      (8) One of the goals set forth in such section is to support the indefinite extension of the Treaty on the Non-Proliferation of Nuclear Weapons at the 1995 conference of its participants in order to review and extend the treaty and to seek to ensure that all countries sign the treaty or participate in a comparable international regime for monitoring and safeguarding nuclear facilities and material.

      (9) The Congress has played a critical role in the formulation of United States nonproliferation policy and must express its views on the future of the nuclear weapons posture of the United States in order to ensure a complete review of that posture.

    (b) POLICY- The following shall be the policy of the United States:

      (1) To develop and maintain a nuclear weapons posture consistent with promoting United States nuclear nonproliferation policy objectives. To develop and maintain that posture, the United States shall--

        (A) withdraw from deployment and dismantle all of its tactical nuclear weapons in the context of a bilateral agreement with the Russian Federation to eliminate all tactical nuclear weapons;

        (B) adopt a policy of no-first-use of nuclear weapons against countries which are party to the Treaty on the Non-Proliferation of Nuclear Weapons or a comparable international regime; and

        (C) declare its intention to reduce its strategic nuclear arsenal to levels below START II, in the context of similar reductions by the Russian Federation, and strategic nuclear reductions by the United Kingdom, France, and the People’s Republic of China.

      (2) To reduce the proliferation risks posed by the world’s large stockpile of plutonium from military and civilian sources. To achieve this objective, the United States shall--

        (A) choose a weapons-plutonium disposition option that cannot be perceived as representing United States approval of separated plutonium fuel cycles;

        (B) discourage the civil use of plutonium overseas by identifying alternatives to civilian reprocessing of plutonium and pursuing these alternatives with countries that have civilian plutonium programs; and

        (C) seek a nondiscriminatory, multilateral, and internationally and effectively verifiable treaty that ends production of weapons-usable fissile material for any other purpose.

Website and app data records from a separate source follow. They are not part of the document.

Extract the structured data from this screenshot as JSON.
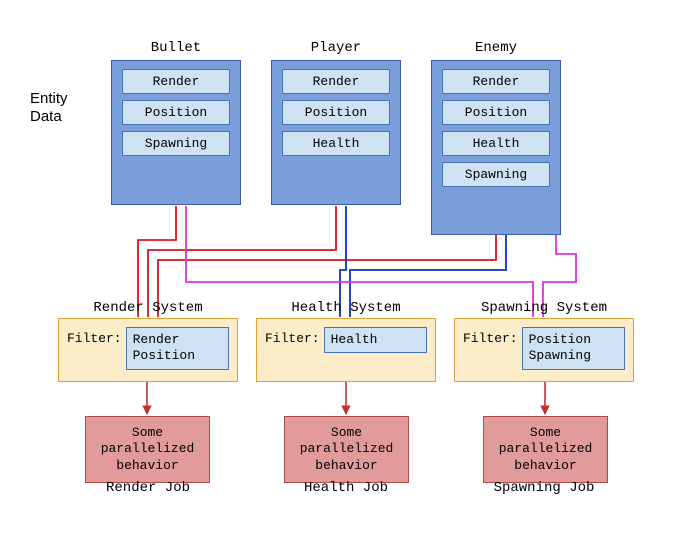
{
  "side_label_l1": "Entity",
  "side_label_l2": "Data",
  "entities": [
    {
      "title": "Bullet",
      "components": [
        "Render",
        "Position",
        "Spawning"
      ]
    },
    {
      "title": "Player",
      "components": [
        "Render",
        "Position",
        "Health"
      ]
    },
    {
      "title": "Enemy",
      "components": [
        "Render",
        "Position",
        "Health",
        "Spawning"
      ]
    }
  ],
  "systems": [
    {
      "title": "Render System",
      "filter_label": "Filter:",
      "filter_items": [
        "Render",
        "Position"
      ],
      "job_text": "Some\nparallelized\nbehavior",
      "job_title": "Render Job"
    },
    {
      "title": "Health System",
      "filter_label": "Filter:",
      "filter_items": [
        "Health"
      ],
      "job_text": "Some\nparallelized\nbehavior",
      "job_title": "Health Job"
    },
    {
      "title": "Spawning System",
      "filter_label": "Filter:",
      "filter_items": [
        "Position",
        "Spawning"
      ],
      "job_text": "Some\nparallelized\nbehavior",
      "job_title": "Spawning Job"
    }
  ],
  "colors": {
    "render_line": "#e01020",
    "health_line": "#1030c0",
    "spawn_line": "#e030e0",
    "arrow": "#c03030"
  }
}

    (c) REPORTS- Not later than one year after the date of the enactment of this Act, the President shall submit to the Congress a report on the status of efforts by the United States to achieve the policy described in subsection (b).